*REQUIRED ACTION*: Check each line of the listing below for the string "name", and copy the ones that have it.

*DATA FOR THIS EXERCISE*:
********

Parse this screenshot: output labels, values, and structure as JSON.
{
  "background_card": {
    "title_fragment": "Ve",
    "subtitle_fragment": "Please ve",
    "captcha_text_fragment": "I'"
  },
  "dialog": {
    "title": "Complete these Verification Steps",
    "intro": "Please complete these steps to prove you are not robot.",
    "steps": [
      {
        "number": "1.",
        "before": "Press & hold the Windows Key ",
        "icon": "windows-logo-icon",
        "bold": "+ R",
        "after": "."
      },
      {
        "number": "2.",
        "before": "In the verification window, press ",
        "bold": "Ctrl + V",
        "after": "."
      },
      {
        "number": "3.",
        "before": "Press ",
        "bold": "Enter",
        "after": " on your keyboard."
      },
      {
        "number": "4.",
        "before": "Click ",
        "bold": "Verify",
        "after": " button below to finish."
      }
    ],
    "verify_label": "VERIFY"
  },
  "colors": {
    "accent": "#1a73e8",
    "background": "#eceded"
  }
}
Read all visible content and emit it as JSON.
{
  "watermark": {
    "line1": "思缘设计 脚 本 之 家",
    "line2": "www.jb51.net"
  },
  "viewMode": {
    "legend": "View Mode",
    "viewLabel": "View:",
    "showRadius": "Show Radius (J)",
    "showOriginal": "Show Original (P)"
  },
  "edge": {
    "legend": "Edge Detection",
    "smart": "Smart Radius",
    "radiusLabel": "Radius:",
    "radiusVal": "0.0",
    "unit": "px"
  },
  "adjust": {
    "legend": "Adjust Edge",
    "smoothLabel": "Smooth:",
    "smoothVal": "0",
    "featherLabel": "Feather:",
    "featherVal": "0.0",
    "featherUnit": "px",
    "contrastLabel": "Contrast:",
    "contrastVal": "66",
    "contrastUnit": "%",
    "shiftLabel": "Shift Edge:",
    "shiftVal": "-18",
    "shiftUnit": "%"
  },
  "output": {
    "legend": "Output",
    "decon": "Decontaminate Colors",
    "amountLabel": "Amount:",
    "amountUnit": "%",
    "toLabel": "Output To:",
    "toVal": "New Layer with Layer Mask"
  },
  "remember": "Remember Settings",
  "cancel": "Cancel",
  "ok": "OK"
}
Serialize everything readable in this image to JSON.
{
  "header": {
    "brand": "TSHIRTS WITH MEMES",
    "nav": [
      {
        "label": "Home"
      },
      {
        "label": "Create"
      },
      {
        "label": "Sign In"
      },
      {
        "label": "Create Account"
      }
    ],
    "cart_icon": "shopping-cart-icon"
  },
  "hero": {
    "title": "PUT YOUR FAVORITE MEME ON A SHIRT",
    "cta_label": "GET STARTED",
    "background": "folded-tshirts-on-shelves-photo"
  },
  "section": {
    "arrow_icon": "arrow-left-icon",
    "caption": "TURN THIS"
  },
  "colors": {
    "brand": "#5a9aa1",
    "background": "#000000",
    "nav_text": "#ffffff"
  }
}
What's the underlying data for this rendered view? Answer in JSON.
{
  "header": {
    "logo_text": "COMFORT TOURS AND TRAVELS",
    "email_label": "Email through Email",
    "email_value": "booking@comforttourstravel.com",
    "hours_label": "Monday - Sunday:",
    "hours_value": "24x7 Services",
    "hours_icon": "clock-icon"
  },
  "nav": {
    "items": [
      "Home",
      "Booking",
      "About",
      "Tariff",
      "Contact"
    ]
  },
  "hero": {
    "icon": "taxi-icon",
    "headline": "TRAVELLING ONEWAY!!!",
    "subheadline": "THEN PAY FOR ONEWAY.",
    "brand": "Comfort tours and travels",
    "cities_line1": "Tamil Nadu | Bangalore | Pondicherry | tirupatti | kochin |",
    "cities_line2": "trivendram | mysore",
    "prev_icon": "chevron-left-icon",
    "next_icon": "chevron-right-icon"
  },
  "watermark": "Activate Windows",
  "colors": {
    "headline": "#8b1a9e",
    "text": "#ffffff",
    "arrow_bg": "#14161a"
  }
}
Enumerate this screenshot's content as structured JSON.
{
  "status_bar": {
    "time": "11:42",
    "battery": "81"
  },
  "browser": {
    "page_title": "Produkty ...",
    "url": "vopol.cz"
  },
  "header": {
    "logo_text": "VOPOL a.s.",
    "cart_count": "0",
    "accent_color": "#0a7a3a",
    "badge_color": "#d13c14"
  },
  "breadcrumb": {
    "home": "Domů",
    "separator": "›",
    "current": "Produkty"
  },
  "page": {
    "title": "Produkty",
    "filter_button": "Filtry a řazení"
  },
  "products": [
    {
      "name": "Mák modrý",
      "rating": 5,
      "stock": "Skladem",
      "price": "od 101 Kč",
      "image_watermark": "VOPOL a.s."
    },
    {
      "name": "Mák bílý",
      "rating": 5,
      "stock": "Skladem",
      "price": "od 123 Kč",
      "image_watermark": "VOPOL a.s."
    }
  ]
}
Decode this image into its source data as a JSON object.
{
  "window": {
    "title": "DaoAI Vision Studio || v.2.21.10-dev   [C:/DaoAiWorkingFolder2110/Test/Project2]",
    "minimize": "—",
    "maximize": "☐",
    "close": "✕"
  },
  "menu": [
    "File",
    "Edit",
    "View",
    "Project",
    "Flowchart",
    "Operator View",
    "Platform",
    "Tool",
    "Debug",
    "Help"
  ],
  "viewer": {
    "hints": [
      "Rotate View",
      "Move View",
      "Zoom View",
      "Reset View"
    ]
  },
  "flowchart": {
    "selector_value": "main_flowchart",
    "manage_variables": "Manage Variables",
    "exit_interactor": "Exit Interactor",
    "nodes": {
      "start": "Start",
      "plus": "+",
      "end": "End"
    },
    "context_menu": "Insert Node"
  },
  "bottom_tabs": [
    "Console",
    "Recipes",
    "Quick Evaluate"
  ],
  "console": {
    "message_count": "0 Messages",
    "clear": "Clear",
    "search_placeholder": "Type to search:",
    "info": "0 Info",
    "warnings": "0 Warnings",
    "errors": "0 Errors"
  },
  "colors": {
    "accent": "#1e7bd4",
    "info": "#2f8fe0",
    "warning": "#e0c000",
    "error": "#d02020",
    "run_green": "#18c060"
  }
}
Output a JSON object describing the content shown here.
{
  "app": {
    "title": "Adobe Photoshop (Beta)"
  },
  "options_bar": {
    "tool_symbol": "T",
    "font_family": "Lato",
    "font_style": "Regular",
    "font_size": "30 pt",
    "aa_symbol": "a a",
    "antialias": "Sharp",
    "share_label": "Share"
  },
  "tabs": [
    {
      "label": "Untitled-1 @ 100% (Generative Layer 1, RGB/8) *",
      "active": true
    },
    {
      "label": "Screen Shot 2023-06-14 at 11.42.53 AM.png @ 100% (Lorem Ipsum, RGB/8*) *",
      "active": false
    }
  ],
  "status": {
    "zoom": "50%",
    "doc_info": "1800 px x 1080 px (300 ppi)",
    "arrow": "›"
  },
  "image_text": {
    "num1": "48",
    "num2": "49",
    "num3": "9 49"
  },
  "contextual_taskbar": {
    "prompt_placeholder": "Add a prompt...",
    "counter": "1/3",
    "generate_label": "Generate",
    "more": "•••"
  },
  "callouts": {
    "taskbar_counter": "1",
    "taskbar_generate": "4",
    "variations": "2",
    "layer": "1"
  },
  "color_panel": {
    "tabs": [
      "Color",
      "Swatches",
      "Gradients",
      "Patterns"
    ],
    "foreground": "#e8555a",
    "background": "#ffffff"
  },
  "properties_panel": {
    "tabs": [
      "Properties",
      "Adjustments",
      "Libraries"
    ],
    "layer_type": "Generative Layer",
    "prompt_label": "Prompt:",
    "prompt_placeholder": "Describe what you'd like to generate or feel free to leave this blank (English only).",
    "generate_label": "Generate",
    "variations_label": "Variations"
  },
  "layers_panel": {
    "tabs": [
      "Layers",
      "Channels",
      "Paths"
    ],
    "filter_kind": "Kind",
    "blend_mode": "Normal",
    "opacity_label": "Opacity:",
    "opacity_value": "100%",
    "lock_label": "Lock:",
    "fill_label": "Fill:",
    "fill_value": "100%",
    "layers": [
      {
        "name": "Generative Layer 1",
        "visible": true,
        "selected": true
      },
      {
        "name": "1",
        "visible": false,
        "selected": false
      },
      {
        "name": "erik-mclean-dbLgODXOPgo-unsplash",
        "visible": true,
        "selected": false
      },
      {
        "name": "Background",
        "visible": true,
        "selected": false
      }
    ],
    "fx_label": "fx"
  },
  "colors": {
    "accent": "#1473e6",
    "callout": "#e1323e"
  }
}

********

*EXERCISE ANSWER*:
      "name": "Mák modrý",
      "name": "Mák bílý",
        "name": "Generative Layer 1",
        "name": "1",
        "name": "erik-mclean-dbLgODXOPgo-unsplash",
        "name": "Background",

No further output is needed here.